A Group of One

by Rachna Gilmore

Both of Tara’s parents were born in India, but the 15-year-old has always thought... read more

Both of Tara’s parents were born in India, but the 15-year-old has always thought of herself as Canadian and bristles when anyone tries to label her based on her heritage. Then her neatly packaged view of herself and others is challenged by a visit from her paternal grandmother. It’s the first time Tara has met Naniji, whom she knows only from photos and vague stories about her involvement with the Quit India movement to end British rule of India. Aware of tension between her mother and Naniji, Tara is angry when she hears the story her mother reluctantly tells about feeling scorned by Naniji because her own parents left India for the West and because she doesn’t follow many traditional customs. Tara is prepared to keep Naniji at a distance. But in spite of herself, Tara is interested in what Naniji has to say. When Tara interviews her grandmother for a class assignment, Naniji tells the harrowing story of her 14thbirthday, when British soldiers stormed her home and arrested her brother and mother. In writing the experience to share in her class, Tara feels, for the first time, a deep connection to her heritage. She also senses a profound awareness of her own brown skin and a perception of herself as “other” as she thinks about her mostly white classmates, who will be listening to the story. A lively, likeable, very human protagonist and her family are at the heart of Rachna Gilmore’s honest and deeply probing novel. (Age 12 and older)

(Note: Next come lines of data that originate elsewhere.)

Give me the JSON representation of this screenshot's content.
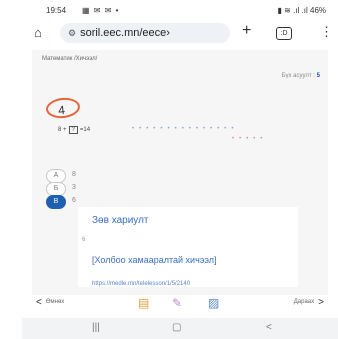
{
  "status_bar": {
    "time": "19:54",
    "icons": "▦ ✉ ✉ •",
    "right": "▮ ≋ .ıl .ıl 46%"
  },
  "browser": {
    "url": "soril.eec.mn/eece›",
    "tabs_count": ":D"
  },
  "page": {
    "breadcrumb": "Математик /Хичээл/",
    "score_label": "Бүх асуулт :",
    "score_value": "5",
    "question_number": "4",
    "equation_left": "8 +",
    "equation_box": "?",
    "equation_right": "=14",
    "options": [
      {
        "letter": "A",
        "value": "8"
      },
      {
        "letter": "Б",
        "value": "3"
      },
      {
        "letter": "В",
        "value": "6"
      }
    ],
    "answer_title": "Зөв хариулт",
    "answer_value": "6",
    "answer_link_text": "[Холбоо хамааралтай хичээл]",
    "answer_url": "https://medle.mn/telelesson/1/5/2140"
  },
  "bottom_nav": {
    "prev_label": "Өмнөх",
    "next_label": "Дараах"
  },
  "colors": {
    "accent": "#1f5fb0",
    "link": "#3a6fc0",
    "circle": "#e8633a"
  }
}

© Cooperative Children's Book Center, Univ. of Wisconsin - Madison, 2002

show less